and the breakout is delayed another week.
After opening the year with back-to-back five-catch showings,
Hurst picked up a groin injury in practice before Week 3 and managed
just four receptions over the past two games. The silver lining
is that the Bengals are coming off a mini bye after playing on
Thursday night in Week 4, so Hurst has had extra time to get right.
Perhaps we’ll see the tight end rebound to pre-injury levels
this Sunday, which gives him fringe TE1 value.
In terms of snaps, Boyd has been on par with Higgins most weeks.
The production is nowhere close, however, with the former No.
1 receiver now relegated to third or fourth read on most plays.
A year ago, Boyd topped 50 yards receiving in a game seven times.
Through four weeks this season, he’s done it once.
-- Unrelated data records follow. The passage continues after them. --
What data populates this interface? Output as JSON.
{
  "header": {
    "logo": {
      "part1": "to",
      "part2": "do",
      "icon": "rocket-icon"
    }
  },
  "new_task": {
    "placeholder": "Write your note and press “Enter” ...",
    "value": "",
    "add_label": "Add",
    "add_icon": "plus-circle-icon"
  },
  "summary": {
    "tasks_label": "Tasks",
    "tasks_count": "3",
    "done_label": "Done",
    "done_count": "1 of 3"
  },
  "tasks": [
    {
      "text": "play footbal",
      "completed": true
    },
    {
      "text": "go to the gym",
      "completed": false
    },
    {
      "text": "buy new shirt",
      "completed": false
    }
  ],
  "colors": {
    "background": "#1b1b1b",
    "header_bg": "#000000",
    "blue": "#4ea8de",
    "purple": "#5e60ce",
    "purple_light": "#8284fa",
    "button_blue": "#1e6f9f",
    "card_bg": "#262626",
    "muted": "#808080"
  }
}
Baltimore’s
last-ranked pass defense provides some hope that Boyd can deliver
a decent return as a flex play, but he’s a risky option
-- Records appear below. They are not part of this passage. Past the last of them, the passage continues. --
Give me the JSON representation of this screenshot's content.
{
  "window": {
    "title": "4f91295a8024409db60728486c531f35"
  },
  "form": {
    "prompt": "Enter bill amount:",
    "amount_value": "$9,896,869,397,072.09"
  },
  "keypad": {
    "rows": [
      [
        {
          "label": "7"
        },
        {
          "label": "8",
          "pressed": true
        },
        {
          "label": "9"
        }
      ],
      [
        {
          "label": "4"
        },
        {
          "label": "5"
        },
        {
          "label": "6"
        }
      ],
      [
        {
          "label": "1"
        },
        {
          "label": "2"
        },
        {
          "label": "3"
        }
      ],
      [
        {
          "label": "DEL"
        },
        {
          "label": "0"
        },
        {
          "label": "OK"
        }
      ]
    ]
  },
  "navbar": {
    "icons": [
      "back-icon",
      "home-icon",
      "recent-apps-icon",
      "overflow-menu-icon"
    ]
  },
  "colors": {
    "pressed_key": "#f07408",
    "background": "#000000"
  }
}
at this point when everyone is healthy.
CIN FPts Allowed vs. QBs: No.27
CIN FPts Allowed vs. RBs: No.22
CIN FPts Allowed vs. WRs: No.22
CIN FPts Allowed vs. TEs: No.14
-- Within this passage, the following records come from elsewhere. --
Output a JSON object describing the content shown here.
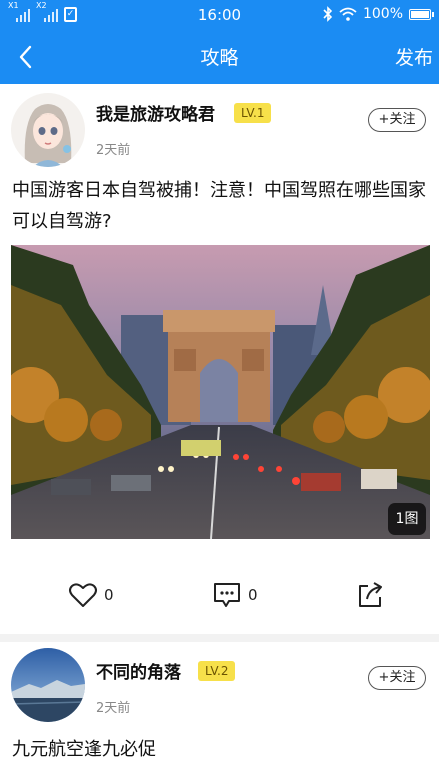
{
  "status_bar": {
    "sim1_label": "X1",
    "sim2_label": "X2",
    "time": "16:00",
    "battery": "100%",
    "battery_level": 1.0,
    "icons": [
      "signal-icon",
      "check-clipboard-icon",
      "bluetooth-icon",
      "wifi-icon",
      "battery-icon"
    ]
  },
  "nav": {
    "back_icon": "back-arrow-icon",
    "title": "攻略",
    "publish": "发布"
  },
  "colors": {
    "header": "#1b8cf3",
    "level_badge": "#f7e04a"
  },
  "posts": [
    {
      "username": "我是旅游攻略君",
      "level": "LV.1",
      "time": "2天前",
      "follow": "+关注",
      "text": "中国游客日本自驾被捕！注意！中国驾照在哪些国家可以自驾游?",
      "image_count": "1图",
      "likes": "0",
      "comments": "0",
      "icons": [
        "heart-icon",
        "comment-icon",
        "share-icon"
      ]
    },
    {
      "username": "不同的角落",
      "level": "LV.2",
      "time": "2天前",
      "follow": "+关注",
      "text": "九元航空逢九必促"
    }
  ]
}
Dobbins’ second game of the season went better than his first,
as he led the team in carries (13), tallied 63 total yards, and
scored both of Baltimore’s touchdowns. His snaps increased as
well, while Justice Hill (hamstring) picked up a hamstring injury
-- it is not thought to be too serious, but there’s no guarantee
Hill plays in Week 5. The balance here is projecting Dobbins’
increasing role with Cincy’s top-five run defense. Pencil him
in as a borderline RB2/RB3.
Bateman (foot) is currently day-to-day with a foot injury, and
though it may not be enough to keep him on the sidelines in Week
4, it could slow him down. It has been feast or famine with the
second-year wideout thus far, as he averaged better than 25 yards
per catch in each of his first three games but has just 11 receptions
on the season. With modest usage and an injury designation, Bateman
is no better than a flex.
It’s amazing how much work you can get done when nobody
is in your way. Jacobs has seized the RB position and showed what
he is possible last week. He had 28 carries for 144 yards and
two touchdowns. He added five catches for 31 yards just to pad
the stat sheet and lead the Raiders to their first win of the
season. His hot streak should continue against the Chiefs who
have been porous against RBs, ranking 28th and allowing 27.6 FPts/G.
The underwhelming 2022 by Darren Waller continues. Three catches
for 24 yards on Sunday was his second straight week he scored
six points or less. The fact that he has only received 5 targets
in each of those contests makes for a credible argument why his
production is down. Is Davante Adams getting too many targets?
Are they running the ball too much? Waller has more excuses than
TD catches at this point. The Chiefs are middling against TEs
and rank 23rd, so maybe this is the week he finds his rhythm,
but I am not holding my breath.
LV FPts Allowed vs. QBs: No.4
LV FPts Allowed vs. RBs: No.10
LV FPts Allowed vs. WRs: No.13
LV FPts Allowed vs. TEs: No.12
CEH looked the part of a lead-back Sunday night. He had 19 carries
for 92 yards and a TD in the Chiefs win. He has not scored less
than 14.9 points in a game this year. Most folks would complain
about only one catch for 2 yards, but when it is for a touchdown,
all is forgiven. He faces a Raiders squad that allows 23.3 FPts/G
which is 23rd, so look for Clyde to not break his stride.
It remains a status quo week for JuJu. He had a solid, but unspectacular
week of 5-46, which is just slightly below his season average
of 9.9 FPts/G. He has yet to score a touchdown which has people
thinking for the fifth straight week, “This will be the
week he breaks out!” JuJu is averaging almost 7 targets
a game, so the volume is there, so is this the week? The Raiders
allow 34.7 FPts/G which is 20th, but I need to see it. I don’t
see a change. Same as it ever was.
There was some scuttlebutt about McKinnon potentially starting
to cut into CEH’s production when McKinnon was averaging
seven touches through the first three games. I think you can put
that narrative away, at least temporarily. Isiah Pacheco had 11
carries for 63 yards Sunday night to McKinnon’s two carries
for negative one yard. Andy Reid will keep us all guessing, but
the preseason buzz about Pacheco might be beginning to become